Sally: "Oh! So that's what you're gonna do!"
Lil: "That's it. I'm gonna amount to something in this town. You'll see!
Lil: "Well, you son-of-a-sea-snake! Have you got on my new pajamas? Yeah, well you shake right out of 'em, Hortense."
Lil: "I'm too important these days to sleep informally. What if there'd be a fire?"
Sally: "You'd have to cover up to keep from being recognized."
Lil: "Say mug, let's have a little more respect outta you, now that I belong to one of the fine old families."
Sally: "Oh, yeah? Well if I were you I'd go a little bit slow."
Lil: "Whadda you mean by that?"
Sally: "Well, Bill Legendre and his wife might get together and decide that you were merely a strange interlude."
(Jean Harlow's bare right boob appears at 1:14-1:15 in the film clip above.)
Lil: "Strange interlude, nothing! When I kiss 'em, they stay kissed for a long time."
Sally: "Well, see you don't get left holdin' the bag, sweetheart, full of nothin' but air. You better hang on to that bootlegger of yours."
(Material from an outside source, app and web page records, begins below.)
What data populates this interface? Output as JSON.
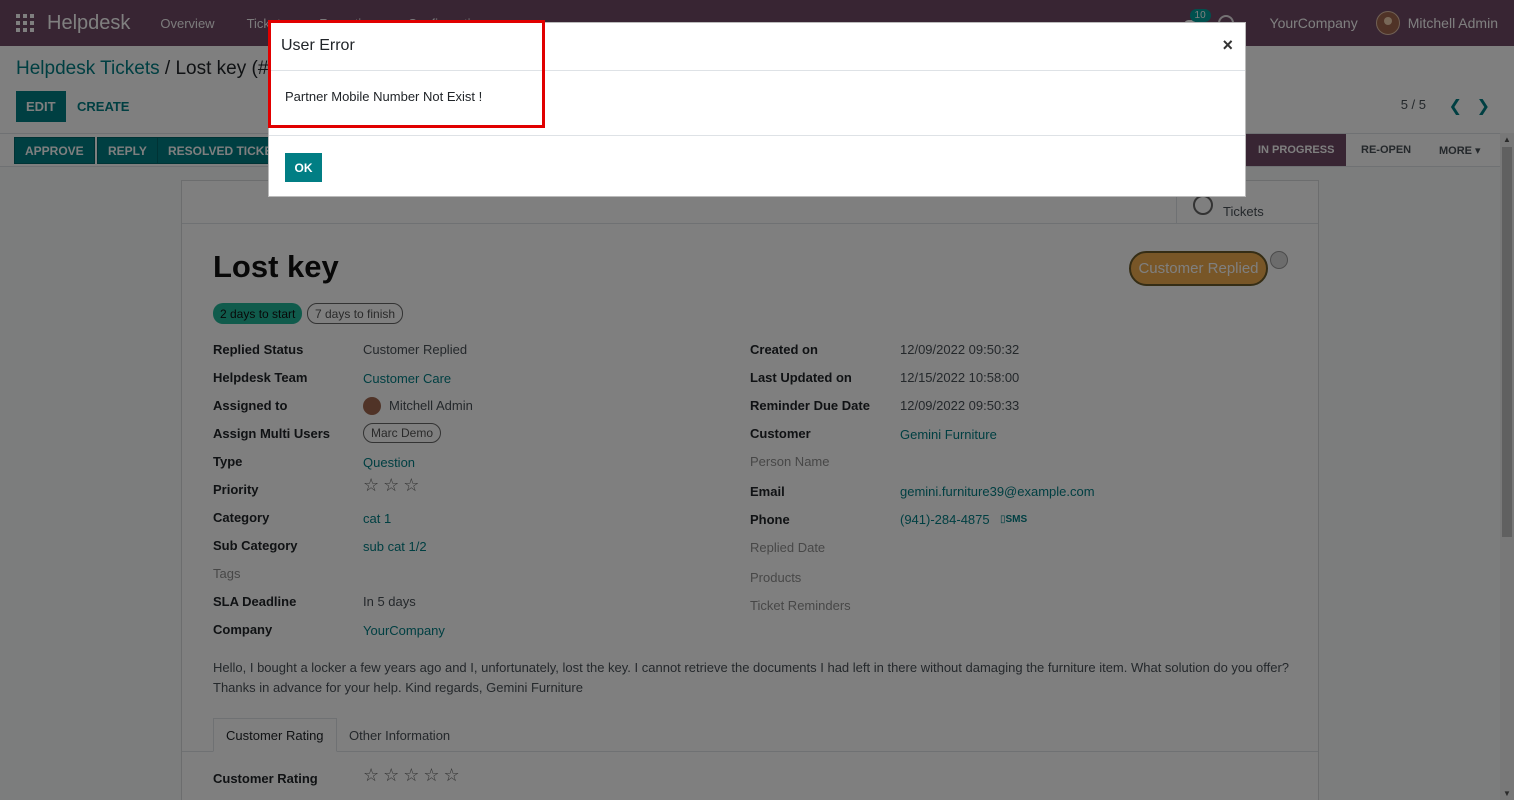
{
  "nav": {
    "brand": "Helpdesk",
    "menu": [
      "Overview",
      "Tickets",
      "Reporting",
      "Configuration"
    ],
    "notification_count": "10",
    "company": "YourCompany",
    "user": "Mitchell Admin"
  },
  "breadcrumb": {
    "parent": "Helpdesk Tickets",
    "separator": " / ",
    "current": "Lost key (#6"
  },
  "controls": {
    "edit": "EDIT",
    "create": "CREATE",
    "pager": "5 / 5",
    "prev": "❮",
    "next": "❯"
  },
  "statusbar": {
    "buttons": [
      "APPROVE",
      "REPLY",
      "RESOLVED TICKET"
    ],
    "stages": [
      "IN PROGRESS",
      "RE-OPEN",
      "MORE ▾"
    ],
    "active_stage": "IN PROGRESS"
  },
  "smart_button": {
    "label": "Tickets"
  },
  "ticket": {
    "title": "Lost key",
    "status": "Customer Replied",
    "tag_start": "2 days to start",
    "tag_finish": "7 days to finish"
  },
  "left_fields": [
    {
      "label": "Replied Status",
      "value": "Customer Replied"
    },
    {
      "label": "Helpdesk Team",
      "value": "Customer Care"
    },
    {
      "label": "Assigned to",
      "value": "Mitchell Admin"
    },
    {
      "label": "Assign Multi Users",
      "value": "Marc Demo"
    },
    {
      "label": "Type",
      "value": "Question"
    },
    {
      "label": "Priority",
      "value": "☆☆☆"
    },
    {
      "label": "Category",
      "value": "cat 1"
    },
    {
      "label": "Sub Category",
      "value": "sub cat 1/2"
    },
    {
      "label": "Tags",
      "value": ""
    },
    {
      "label": "SLA Deadline",
      "value": "In 5 days"
    },
    {
      "label": "Company",
      "value": "YourCompany"
    }
  ],
  "right_fields": [
    {
      "label": "Created on",
      "value": "12/09/2022 09:50:32"
    },
    {
      "label": "Last Updated on",
      "value": "12/15/2022 10:58:00"
    },
    {
      "label": "Reminder Due Date",
      "value": "12/09/2022 09:50:33"
    },
    {
      "label": "Customer",
      "value": "Gemini Furniture"
    },
    {
      "label": "Person Name",
      "value": ""
    },
    {
      "label": "Email",
      "value": "gemini.furniture39@example.com"
    },
    {
      "label": "Phone",
      "value": "(941)-284-4875"
    },
    {
      "label": "Replied Date",
      "value": ""
    },
    {
      "label": "Products",
      "value": ""
    },
    {
      "label": "Ticket Reminders",
      "value": ""
    }
  ],
  "sms_label": "▯SMS",
  "description_line1": "Hello, I bought a locker a few years ago and I, unfortunately, lost the key. I cannot retrieve the documents I had left in there without damaging the furniture item. What solution do you offer?",
  "description_line2": "Thanks in advance for your help. Kind regards, Gemini Furniture",
  "tabs": [
    "Customer Rating",
    "Other Information"
  ],
  "rating": {
    "label": "Customer Rating",
    "stars": "☆☆☆☆☆"
  },
  "modal": {
    "title": "User Error",
    "close": "×",
    "message": "Partner Mobile Number Not Exist !",
    "ok": "OK"
  },
  "colors": {
    "primary": "#714B67",
    "accent": "#017E84",
    "highlight": "#e10000",
    "status": "#f0ad4e"
  }
}
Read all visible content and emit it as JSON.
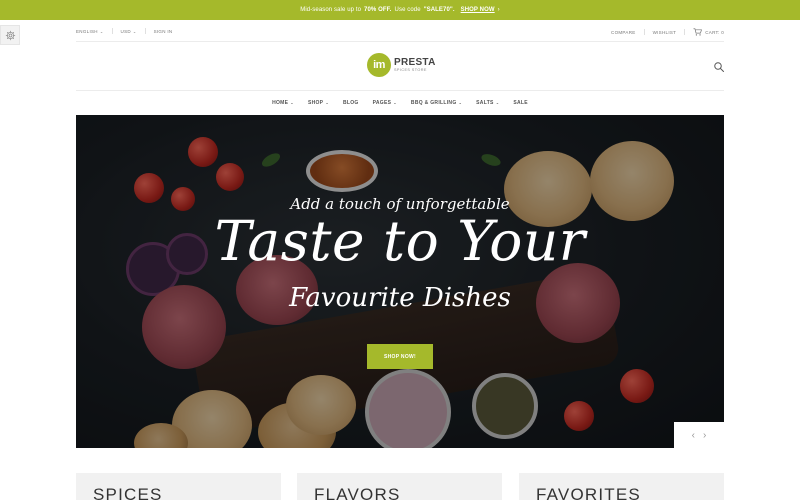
{
  "promo": {
    "text_before": "Mid-season sale up to",
    "discount": "70% OFF.",
    "text_code": "Use code",
    "code": "\"SALE70\".",
    "link": "SHOP NOW",
    "link_arrow": "›"
  },
  "topbar": {
    "language": "ENGLISH",
    "currency": "USD",
    "sign_in": "SIGN IN",
    "compare": "COMPARE",
    "wishlist": "WISHLIST",
    "cart": "CART: 0"
  },
  "logo": {
    "mark": "im",
    "name": "PRESTA",
    "tagline": "SPICES STORE"
  },
  "nav": {
    "items": [
      {
        "label": "HOME",
        "dropdown": true
      },
      {
        "label": "SHOP",
        "dropdown": true
      },
      {
        "label": "BLOG",
        "dropdown": false
      },
      {
        "label": "PAGES",
        "dropdown": true
      },
      {
        "label": "BBQ & GRILLING",
        "dropdown": true
      },
      {
        "label": "SALTS",
        "dropdown": true
      },
      {
        "label": "SALE",
        "dropdown": false
      }
    ]
  },
  "hero": {
    "pretitle": "Add a touch of unforgettable",
    "title": "Taste to Your",
    "subtitle": "Favourite Dishes",
    "button": "SHOP NOW!",
    "prev": "‹",
    "next": "›"
  },
  "categories": [
    {
      "label": "SPICES"
    },
    {
      "label": "FLAVORS"
    },
    {
      "label": "FAVORITES"
    }
  ],
  "colors": {
    "accent": "#a5b92b"
  },
  "icons": {
    "settings": "gear-icon",
    "search": "search-icon",
    "cart": "cart-icon"
  }
}
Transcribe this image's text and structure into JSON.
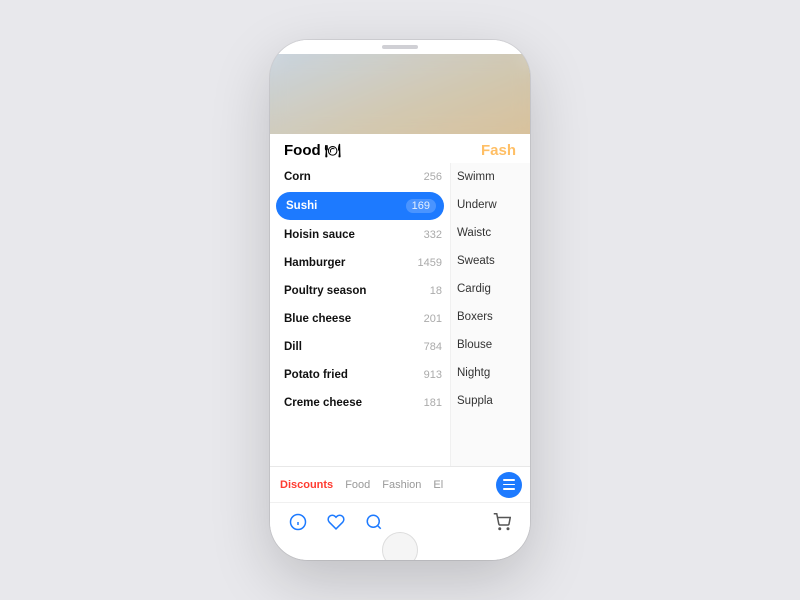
{
  "phone": {
    "speaker_label": "speaker"
  },
  "hero": {
    "label": "hero-image"
  },
  "categories": {
    "left_label": "Food",
    "left_icon": "🍽",
    "right_label": "Fash"
  },
  "food_items": [
    {
      "name": "Corn",
      "count": "256",
      "selected": false
    },
    {
      "name": "Sushi",
      "count": "169",
      "selected": true
    },
    {
      "name": "Hoisin sauce",
      "count": "332",
      "selected": false
    },
    {
      "name": "Hamburger",
      "count": "1459",
      "selected": false
    },
    {
      "name": "Poultry season",
      "count": "18",
      "selected": false
    },
    {
      "name": "Blue cheese",
      "count": "201",
      "selected": false
    },
    {
      "name": "Dill",
      "count": "784",
      "selected": false
    },
    {
      "name": "Potato fried",
      "count": "913",
      "selected": false
    },
    {
      "name": "Creme cheese",
      "count": "181",
      "selected": false
    }
  ],
  "fashion_items": [
    {
      "name": "Swimm"
    },
    {
      "name": "Underw"
    },
    {
      "name": "Waistc"
    },
    {
      "name": "Sweats"
    },
    {
      "name": "Cardig"
    },
    {
      "name": "Boxers"
    },
    {
      "name": "Blouse"
    },
    {
      "name": "Nightg"
    },
    {
      "name": "Suppla"
    }
  ],
  "bottom_tabs": [
    {
      "label": "Discounts",
      "active": true
    },
    {
      "label": "Food",
      "active": false
    },
    {
      "label": "Fashion",
      "active": false
    },
    {
      "label": "El",
      "active": false
    }
  ],
  "action_icons": {
    "info_label": "ℹ",
    "heart_label": "♡",
    "search_label": "⌕",
    "cart_label": "🛒"
  }
}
Lil: "What? Go on with Al after Bill Legendre? Oh no, I've started on the upgrade, and whatever happens, baby, I'm in the big leagues now."
The famous (infamous in 1932) S and M scene
Lil: "Oh! Do it again! I like it! Do it again!"
The Hays Office approved Red-Headed Woman after the elimination of some suggestive dialogue and shots of Jean Harlow. But this sadomasochistic scene was considered okay for public consumption in 1932? I'm surprised it wasn't retooled or cut. It's one of the reasons the film was banned in the UK until 1965.
Red-Headed Woman Images
|Likeness of Jean Harlow on cover of Photoplay Aug. 1932|
|Portraits of Jean Harlow|
|Colorized photo of Jean Harlow|
|Chester Morris and Jean Harlow|
1, 2 and 5 feature Chester Morris and Jean Harlow.
3 features Chester Morris, Jean Harlow and Leila Hyams.
4 features Lewis Stone, Chester Morris and Jean Harlow.